Received 1 June 2011; Revised 3 October 2011; Accepted 17 October 2011

Academic Editor: Ricardo E. Fretes

Copyright © 2012 Alphonse Ouédraogo et al. This is an open access article distributed under the Creative Commons Attribution License, which permits unrestricted use, distribution, and reproduction in any medium, provided the original work is properly cited.

Abstract
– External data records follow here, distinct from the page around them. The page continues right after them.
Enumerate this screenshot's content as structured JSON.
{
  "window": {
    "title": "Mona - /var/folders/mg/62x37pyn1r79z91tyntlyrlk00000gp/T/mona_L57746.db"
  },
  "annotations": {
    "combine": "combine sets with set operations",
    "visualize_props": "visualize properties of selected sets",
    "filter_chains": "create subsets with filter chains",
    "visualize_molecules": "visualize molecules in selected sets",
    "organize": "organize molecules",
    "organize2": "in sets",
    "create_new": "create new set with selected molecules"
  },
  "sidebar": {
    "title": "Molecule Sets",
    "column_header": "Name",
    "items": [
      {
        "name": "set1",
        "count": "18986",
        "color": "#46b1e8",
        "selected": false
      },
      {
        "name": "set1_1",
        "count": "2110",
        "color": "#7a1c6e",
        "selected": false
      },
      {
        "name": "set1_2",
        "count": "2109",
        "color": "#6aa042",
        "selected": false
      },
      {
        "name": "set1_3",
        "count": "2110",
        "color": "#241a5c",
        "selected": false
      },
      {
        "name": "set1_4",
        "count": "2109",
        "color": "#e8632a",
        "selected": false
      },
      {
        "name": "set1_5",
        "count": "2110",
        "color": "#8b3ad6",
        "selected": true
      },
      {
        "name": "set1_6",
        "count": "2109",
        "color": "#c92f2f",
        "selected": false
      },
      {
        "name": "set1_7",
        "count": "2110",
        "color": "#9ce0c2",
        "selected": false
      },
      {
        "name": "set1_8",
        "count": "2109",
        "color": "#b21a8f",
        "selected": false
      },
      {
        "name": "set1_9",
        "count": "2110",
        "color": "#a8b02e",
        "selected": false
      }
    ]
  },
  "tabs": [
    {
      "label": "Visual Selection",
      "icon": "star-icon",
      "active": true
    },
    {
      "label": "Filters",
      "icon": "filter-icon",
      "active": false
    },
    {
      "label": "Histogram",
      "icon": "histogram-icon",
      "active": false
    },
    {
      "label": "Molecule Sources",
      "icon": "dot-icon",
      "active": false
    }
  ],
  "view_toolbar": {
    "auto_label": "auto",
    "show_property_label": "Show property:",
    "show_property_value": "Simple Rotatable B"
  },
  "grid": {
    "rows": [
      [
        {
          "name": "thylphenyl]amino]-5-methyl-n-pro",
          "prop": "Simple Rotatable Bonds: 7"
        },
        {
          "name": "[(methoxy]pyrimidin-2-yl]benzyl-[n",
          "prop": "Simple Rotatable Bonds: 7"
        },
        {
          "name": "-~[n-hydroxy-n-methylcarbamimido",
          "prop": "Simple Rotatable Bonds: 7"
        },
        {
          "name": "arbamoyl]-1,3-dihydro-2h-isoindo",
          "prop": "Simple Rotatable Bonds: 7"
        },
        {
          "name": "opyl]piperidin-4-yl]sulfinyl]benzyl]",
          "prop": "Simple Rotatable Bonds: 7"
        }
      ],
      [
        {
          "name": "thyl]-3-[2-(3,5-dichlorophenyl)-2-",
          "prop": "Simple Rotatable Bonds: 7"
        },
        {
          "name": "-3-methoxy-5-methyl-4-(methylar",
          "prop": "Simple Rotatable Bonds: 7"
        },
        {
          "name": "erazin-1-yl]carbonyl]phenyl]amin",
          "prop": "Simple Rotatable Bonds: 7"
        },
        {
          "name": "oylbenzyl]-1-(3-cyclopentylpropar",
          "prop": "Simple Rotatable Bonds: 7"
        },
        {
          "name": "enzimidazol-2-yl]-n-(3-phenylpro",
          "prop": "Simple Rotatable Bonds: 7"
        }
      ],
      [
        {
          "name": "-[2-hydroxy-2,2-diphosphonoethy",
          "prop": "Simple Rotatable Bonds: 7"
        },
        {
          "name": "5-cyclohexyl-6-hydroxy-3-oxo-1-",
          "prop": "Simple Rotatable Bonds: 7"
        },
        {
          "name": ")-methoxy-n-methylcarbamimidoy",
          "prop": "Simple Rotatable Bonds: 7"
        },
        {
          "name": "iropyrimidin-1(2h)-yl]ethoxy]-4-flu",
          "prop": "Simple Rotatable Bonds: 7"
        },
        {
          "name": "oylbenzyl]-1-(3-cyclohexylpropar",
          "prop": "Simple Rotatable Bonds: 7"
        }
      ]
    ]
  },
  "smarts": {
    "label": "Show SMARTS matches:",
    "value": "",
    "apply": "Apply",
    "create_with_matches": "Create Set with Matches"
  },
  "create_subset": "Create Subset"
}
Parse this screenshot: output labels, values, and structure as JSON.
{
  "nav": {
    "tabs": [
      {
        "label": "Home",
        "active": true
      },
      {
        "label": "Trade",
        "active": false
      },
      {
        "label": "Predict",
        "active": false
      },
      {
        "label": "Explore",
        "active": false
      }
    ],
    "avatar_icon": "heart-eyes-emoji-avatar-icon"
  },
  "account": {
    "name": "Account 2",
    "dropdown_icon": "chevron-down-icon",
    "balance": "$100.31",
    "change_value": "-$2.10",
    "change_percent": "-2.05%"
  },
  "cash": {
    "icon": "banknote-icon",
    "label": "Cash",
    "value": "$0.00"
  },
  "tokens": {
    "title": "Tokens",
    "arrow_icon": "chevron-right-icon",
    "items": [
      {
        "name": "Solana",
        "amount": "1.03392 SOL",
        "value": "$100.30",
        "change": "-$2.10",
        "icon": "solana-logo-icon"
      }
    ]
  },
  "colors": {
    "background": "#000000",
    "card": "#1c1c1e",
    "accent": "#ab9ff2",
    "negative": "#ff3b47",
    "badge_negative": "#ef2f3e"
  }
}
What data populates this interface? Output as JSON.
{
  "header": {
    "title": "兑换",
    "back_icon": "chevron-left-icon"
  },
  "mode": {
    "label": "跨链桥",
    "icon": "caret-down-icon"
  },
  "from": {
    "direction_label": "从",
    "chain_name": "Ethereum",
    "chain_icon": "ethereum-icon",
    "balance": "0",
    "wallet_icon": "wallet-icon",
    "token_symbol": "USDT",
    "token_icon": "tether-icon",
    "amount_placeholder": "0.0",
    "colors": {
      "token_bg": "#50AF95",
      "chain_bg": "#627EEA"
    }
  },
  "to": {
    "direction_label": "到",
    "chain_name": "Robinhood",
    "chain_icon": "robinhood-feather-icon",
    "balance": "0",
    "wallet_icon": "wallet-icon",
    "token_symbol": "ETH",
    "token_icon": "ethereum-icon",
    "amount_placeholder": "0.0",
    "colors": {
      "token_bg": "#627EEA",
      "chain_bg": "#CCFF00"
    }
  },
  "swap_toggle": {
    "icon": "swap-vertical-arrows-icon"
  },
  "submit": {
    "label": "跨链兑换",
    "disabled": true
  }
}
Malaria congenital infection constitutes a major risk in malaria endemic areas. In this study, we report the prevalence of transplacental malaria in Burkina Faso. In labour and delivery units, thick and thin blood films were made from maternal, placental, and umbilical cord blood to determine malaria infection. A total of 1,309 mother/baby pairs were recruited. Eighteen cord blood samples (1.4%) contained malaria parasites (Plasmodium falciparum). Out of the 369 (28.2%) women with peripheral positive parasitemia, 211 (57.2%) had placental malaria and 14 (3.8%) had malaria parasites in their umbilical cord blood. The umbilical cord parasitemia levels were statistically associated with the presence of maternal peripheral parasitemia ( O R = 9 . 2 4 , 𝑃 0 . 0 0 1 ), placental parasitemia ( O R = 1 0 . 7 4 , 𝑃 0 . 0 0 1 ), high-density peripheral parasitemia ( O R = 9 . 6 2 , 𝑃 0 . 0 0 1 ), and high-density placental parasitemia ( O R = 4 . 9 1 , 𝑃 = 0 . 0 3 ). In Burkina Faso, the mother-to-child transmission rate of malaria appears to be low.